◆ **Work to complete**
Check each line of the listing for the string "Left". Copy those where it appears.

◆ **Supplied data**
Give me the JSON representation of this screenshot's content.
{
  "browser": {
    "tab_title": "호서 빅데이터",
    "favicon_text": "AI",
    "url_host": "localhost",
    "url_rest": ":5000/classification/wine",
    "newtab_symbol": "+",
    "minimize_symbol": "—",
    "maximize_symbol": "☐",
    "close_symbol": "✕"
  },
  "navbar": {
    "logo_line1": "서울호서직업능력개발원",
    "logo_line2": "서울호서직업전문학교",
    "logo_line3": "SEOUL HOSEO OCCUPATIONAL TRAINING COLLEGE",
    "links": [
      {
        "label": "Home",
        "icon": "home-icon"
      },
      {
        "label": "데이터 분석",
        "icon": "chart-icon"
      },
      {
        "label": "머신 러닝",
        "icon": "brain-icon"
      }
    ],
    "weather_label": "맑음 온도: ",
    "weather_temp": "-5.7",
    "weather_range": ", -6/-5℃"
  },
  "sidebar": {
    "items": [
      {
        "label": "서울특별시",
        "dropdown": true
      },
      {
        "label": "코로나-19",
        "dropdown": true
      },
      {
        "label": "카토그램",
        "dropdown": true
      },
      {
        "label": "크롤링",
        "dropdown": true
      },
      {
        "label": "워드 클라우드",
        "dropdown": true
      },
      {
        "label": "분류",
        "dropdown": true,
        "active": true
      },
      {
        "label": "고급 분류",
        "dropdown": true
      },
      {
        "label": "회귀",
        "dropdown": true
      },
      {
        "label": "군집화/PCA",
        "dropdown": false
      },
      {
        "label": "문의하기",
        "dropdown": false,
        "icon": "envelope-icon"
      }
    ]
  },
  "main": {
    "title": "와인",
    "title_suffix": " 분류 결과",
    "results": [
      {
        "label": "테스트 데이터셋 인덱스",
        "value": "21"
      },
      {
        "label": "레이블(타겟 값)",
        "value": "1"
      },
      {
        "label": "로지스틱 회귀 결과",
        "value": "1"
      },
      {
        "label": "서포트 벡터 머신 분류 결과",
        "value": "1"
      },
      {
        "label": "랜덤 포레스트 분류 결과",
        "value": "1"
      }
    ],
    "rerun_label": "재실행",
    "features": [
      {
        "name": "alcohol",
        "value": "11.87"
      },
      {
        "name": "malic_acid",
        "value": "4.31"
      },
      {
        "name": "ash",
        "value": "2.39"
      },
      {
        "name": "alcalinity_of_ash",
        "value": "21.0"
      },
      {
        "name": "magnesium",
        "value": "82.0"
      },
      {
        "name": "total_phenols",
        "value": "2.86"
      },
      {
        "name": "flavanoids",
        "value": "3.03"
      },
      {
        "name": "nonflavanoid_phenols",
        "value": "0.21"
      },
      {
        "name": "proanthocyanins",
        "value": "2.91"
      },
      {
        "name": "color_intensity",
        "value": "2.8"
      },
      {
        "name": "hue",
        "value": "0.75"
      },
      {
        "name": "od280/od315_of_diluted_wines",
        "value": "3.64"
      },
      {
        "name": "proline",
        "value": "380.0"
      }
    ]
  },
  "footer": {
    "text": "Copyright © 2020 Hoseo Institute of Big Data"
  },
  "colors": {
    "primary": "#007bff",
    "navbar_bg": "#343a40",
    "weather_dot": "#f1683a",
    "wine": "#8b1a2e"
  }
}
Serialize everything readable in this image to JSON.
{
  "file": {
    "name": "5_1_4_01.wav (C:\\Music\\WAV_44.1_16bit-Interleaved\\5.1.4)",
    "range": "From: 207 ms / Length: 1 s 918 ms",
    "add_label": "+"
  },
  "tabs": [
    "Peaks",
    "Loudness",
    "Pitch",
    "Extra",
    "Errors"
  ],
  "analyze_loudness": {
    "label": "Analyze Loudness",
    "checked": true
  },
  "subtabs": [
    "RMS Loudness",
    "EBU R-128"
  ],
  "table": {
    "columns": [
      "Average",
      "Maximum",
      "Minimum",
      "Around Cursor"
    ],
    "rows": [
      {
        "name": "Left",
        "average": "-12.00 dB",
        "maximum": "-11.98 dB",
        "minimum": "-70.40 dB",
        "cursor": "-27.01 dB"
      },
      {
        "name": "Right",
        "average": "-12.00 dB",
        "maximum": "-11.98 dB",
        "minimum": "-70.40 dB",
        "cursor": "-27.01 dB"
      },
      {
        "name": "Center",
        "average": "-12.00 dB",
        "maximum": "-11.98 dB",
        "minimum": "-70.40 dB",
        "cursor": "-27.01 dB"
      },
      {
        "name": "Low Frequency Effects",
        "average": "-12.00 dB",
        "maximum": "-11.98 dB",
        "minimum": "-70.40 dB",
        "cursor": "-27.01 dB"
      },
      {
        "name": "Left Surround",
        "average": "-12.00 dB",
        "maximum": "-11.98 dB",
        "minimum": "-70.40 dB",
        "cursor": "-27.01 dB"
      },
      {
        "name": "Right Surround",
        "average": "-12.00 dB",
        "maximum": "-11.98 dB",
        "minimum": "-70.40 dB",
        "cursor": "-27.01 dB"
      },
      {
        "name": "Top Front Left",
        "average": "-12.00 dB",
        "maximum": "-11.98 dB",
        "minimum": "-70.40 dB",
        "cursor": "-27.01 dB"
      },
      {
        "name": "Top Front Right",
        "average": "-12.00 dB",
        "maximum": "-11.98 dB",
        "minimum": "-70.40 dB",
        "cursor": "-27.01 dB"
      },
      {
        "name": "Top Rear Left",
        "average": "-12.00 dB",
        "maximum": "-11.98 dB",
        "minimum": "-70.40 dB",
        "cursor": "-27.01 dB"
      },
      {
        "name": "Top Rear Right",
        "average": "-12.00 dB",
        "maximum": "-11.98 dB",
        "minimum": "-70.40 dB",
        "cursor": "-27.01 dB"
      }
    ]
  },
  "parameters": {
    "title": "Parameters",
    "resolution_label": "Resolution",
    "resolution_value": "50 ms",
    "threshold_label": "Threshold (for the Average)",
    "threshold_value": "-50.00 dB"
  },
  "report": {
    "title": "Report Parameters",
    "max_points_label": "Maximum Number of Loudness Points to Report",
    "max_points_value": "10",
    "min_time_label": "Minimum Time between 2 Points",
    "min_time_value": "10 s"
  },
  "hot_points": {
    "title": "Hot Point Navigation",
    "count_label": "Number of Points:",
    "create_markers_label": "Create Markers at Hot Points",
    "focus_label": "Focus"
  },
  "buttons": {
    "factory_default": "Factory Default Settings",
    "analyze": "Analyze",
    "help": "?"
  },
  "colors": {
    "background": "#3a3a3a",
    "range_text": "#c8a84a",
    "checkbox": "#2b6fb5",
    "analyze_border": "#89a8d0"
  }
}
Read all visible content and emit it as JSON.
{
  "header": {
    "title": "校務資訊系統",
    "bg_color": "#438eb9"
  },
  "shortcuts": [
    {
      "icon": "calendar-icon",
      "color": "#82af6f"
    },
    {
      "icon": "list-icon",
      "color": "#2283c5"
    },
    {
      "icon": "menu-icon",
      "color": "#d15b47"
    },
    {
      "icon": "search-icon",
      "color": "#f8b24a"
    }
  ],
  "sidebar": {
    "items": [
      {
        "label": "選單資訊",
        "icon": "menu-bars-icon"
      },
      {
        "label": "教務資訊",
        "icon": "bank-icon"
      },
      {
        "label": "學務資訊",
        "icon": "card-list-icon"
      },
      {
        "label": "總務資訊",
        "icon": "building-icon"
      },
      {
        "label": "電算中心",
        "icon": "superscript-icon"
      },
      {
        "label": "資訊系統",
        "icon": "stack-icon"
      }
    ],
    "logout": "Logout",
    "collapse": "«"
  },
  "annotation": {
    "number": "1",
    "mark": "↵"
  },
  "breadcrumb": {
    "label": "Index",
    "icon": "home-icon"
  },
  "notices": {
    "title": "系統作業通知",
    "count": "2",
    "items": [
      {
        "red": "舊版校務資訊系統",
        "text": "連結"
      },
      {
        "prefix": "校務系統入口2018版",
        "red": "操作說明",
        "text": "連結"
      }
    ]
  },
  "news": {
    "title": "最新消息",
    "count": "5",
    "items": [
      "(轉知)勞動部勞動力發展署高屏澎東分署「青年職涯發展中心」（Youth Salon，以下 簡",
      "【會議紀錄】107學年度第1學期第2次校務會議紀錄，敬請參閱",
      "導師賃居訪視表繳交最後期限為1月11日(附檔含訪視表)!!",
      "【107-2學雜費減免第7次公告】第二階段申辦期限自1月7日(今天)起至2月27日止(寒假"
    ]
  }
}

◆ **Reply to the task**
        "name": "Left",
        "name": "Left Surround",
        "name": "Top Front Left",
        "name": "Top Rear Left",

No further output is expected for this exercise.